This past weekend I sailed away again to one of my favourite places, Saturna Island.
Saturna is a mountainous island located in the Southern Gulf Islands about halfway between Vancouver and Vancouver Island. One of the things I love is that it takes multiple ferry rides to reach Saturna, giving you that sense of truly sailing away from it all.
From the top of Saturna’s mountain, Mount Warburton Pike, you get amazing views of the Canadian Gulf Islands and the US San Juan Islands.
But my favourite thing to do on Saturna is explore the amazing beaches.
At the very southeast of the Island lies East Point. This outcropping of land has amazing views over the water where two ocean currents mix and mingle in Boundary Pass, creating an upwelling of abundant nutrients that then attract a variety of marine animals. From East Point I have seen whales, dolphins, seals, sea lions, otters, eagles and oyster catchers.
There are lots of deer on the island and other creatures who share the space.

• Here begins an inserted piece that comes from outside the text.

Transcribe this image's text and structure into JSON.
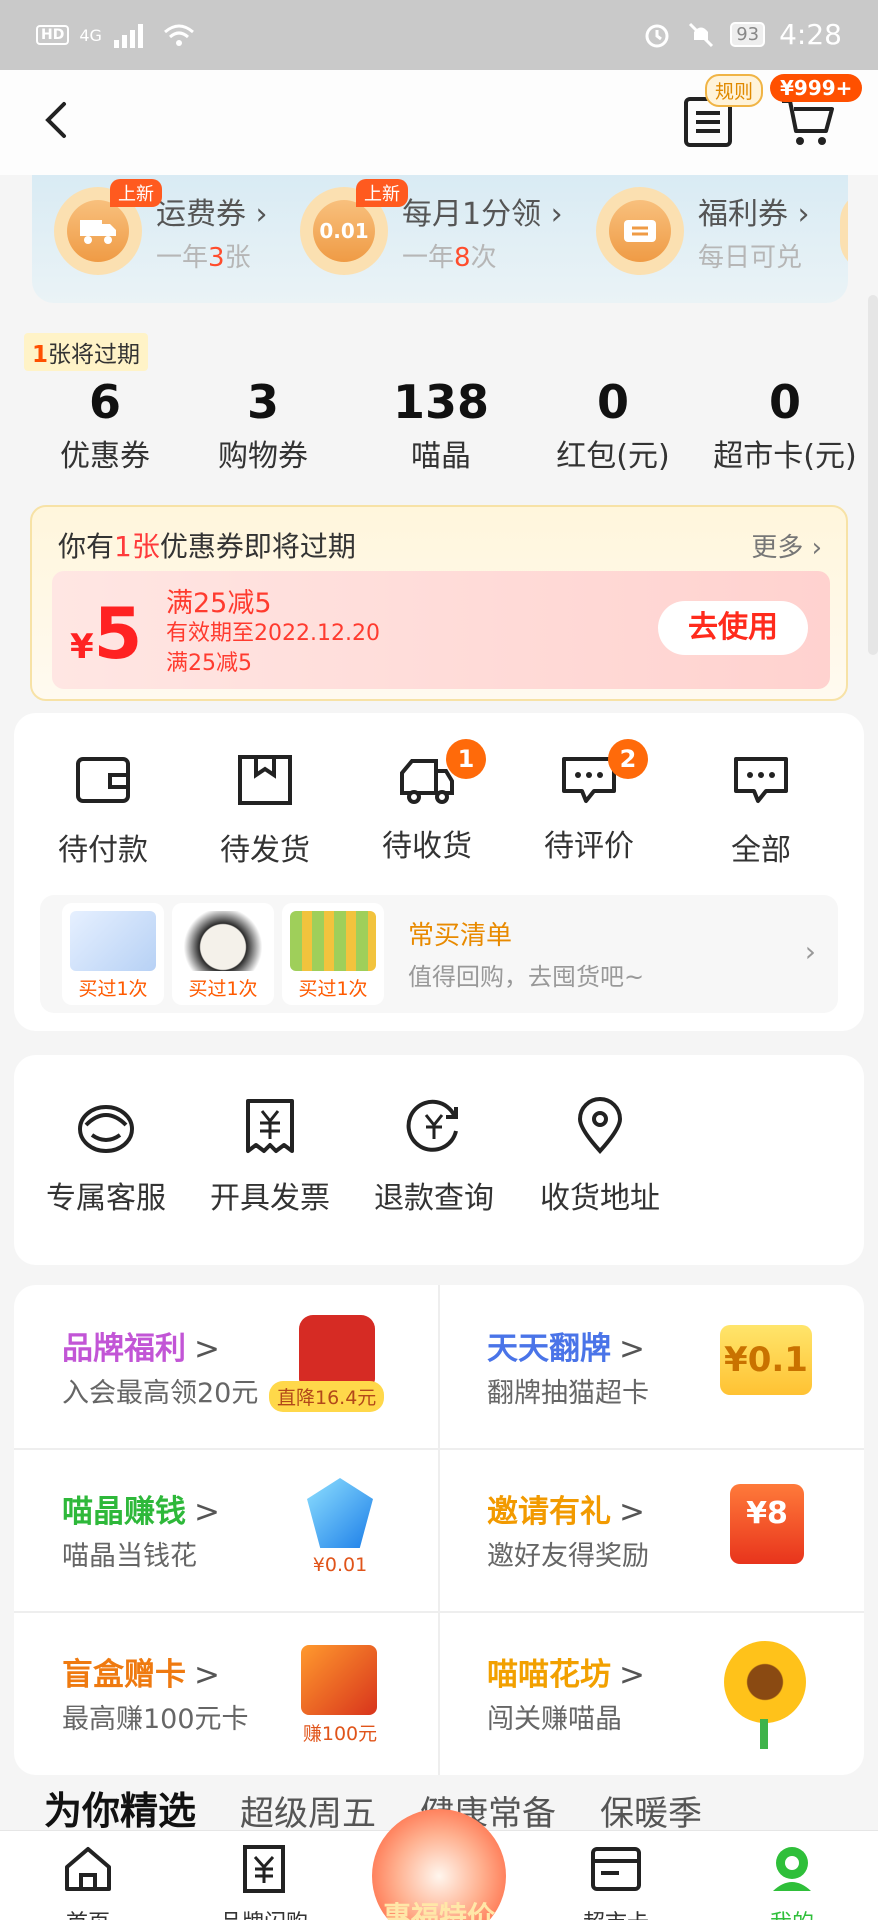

Fifty years ago at East Point on Saturna Island our relationship to Orcas, or killer whales, began to change. Once called blackfish, Orcas were thought to be dangerous monsters of the sea. In 1964, a young orca was harpooned off of East Point with the intention of killing it and studying it. However, the harpoon did not kill the whale but injured it. As the rest of the pod stayed with the injured whale, trying to keep it alive, the men tasked with killing the whale realized that these animals were not vicious killing creatures but something beautiful and amazing. The whale, Moby Doll, was towed back to the Vancouver Aquarium and studied for almost three months before it passed away. That experience forever changed our understanding of these beautiful creatures. To hear more about this story, check out this program by CBC’s Ideas.
On our way to Saturna, as the sun set, we were lucky enough to be visited by small pod of Orcas from our ferry.